>>

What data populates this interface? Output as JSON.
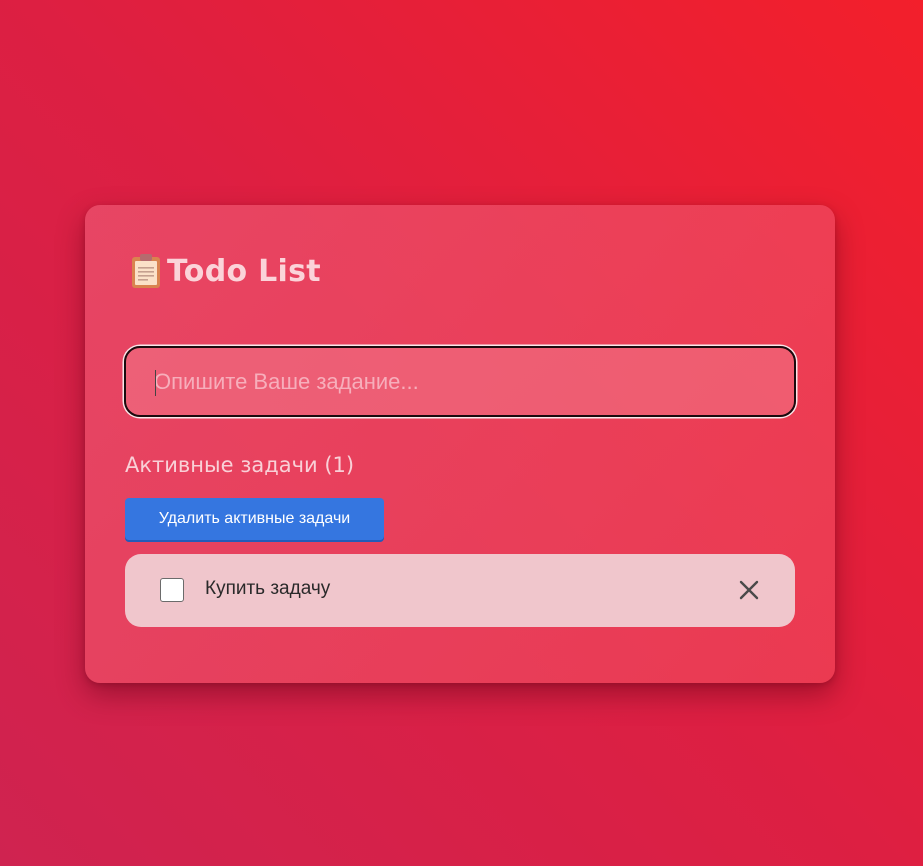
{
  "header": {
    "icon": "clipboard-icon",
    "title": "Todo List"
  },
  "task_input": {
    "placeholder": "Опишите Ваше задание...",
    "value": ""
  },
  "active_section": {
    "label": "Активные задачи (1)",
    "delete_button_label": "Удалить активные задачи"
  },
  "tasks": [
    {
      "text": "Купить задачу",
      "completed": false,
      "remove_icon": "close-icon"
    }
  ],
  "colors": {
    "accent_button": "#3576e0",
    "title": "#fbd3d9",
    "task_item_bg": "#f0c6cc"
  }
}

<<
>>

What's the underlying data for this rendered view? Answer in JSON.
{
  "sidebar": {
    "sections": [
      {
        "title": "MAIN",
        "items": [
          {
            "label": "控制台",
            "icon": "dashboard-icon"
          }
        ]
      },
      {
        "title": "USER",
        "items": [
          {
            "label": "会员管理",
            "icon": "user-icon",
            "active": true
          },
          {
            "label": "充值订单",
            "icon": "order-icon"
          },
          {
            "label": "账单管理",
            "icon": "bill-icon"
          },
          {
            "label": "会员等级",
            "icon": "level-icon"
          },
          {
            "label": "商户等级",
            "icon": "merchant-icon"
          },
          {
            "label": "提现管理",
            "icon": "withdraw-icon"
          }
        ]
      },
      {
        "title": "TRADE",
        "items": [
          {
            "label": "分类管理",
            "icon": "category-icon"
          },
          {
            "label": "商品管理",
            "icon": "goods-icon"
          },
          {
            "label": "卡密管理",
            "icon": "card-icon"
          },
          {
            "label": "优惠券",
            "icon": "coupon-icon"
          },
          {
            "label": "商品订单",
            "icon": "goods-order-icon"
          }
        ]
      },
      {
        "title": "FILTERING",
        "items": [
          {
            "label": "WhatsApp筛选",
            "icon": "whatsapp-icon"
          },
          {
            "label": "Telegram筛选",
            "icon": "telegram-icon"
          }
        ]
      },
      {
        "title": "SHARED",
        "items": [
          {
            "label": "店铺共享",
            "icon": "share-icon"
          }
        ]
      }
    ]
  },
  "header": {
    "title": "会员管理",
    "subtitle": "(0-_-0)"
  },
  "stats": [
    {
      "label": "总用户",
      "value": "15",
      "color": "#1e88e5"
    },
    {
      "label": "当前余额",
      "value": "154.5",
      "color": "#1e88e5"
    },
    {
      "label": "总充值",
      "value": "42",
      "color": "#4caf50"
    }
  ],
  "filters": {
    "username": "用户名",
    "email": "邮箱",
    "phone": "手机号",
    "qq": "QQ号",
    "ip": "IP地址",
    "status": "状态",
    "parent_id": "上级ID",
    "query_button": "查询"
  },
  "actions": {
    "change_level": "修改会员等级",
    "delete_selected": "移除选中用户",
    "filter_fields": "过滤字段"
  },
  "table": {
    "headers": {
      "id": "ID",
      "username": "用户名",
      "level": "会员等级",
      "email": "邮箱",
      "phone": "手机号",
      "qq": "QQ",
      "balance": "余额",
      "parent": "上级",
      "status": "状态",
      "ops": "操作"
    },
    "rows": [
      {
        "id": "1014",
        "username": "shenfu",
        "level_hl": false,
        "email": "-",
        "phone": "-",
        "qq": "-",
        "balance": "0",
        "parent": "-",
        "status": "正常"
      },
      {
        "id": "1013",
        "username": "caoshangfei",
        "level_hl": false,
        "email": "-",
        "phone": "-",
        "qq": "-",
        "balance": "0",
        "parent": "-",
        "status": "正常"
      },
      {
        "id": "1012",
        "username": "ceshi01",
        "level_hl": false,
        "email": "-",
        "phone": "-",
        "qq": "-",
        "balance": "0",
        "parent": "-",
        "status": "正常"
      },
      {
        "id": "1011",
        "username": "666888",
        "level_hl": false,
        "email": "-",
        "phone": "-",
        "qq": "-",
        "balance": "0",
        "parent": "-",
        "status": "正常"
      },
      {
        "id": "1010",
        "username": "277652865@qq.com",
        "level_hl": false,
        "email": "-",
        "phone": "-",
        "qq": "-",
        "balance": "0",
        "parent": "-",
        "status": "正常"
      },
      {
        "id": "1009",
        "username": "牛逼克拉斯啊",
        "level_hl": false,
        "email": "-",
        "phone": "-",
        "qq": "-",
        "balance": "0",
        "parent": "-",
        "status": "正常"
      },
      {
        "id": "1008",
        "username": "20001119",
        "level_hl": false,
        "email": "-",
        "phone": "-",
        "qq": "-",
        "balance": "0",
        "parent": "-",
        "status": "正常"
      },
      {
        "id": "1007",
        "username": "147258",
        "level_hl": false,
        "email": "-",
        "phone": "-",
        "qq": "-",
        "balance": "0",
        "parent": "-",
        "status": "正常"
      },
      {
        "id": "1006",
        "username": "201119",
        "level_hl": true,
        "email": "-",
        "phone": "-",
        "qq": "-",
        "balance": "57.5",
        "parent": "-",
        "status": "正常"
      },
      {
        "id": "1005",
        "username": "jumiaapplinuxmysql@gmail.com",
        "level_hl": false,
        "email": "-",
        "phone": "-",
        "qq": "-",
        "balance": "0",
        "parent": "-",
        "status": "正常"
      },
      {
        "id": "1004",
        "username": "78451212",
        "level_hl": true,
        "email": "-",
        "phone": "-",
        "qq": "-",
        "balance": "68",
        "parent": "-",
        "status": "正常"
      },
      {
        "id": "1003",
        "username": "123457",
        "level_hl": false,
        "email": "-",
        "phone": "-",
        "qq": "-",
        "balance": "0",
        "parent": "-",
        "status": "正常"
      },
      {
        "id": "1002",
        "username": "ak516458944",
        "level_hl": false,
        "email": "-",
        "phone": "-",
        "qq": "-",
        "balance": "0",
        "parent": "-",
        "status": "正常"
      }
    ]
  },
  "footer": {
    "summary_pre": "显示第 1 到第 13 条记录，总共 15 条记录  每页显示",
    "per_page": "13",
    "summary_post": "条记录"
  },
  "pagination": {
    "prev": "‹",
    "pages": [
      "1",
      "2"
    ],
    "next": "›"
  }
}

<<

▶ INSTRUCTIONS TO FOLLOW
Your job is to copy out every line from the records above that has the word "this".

▶ TASK SOLUTION
What data populates this interface? Output as JSON.
What's the underlying data for this rendered view? Answer in JSON.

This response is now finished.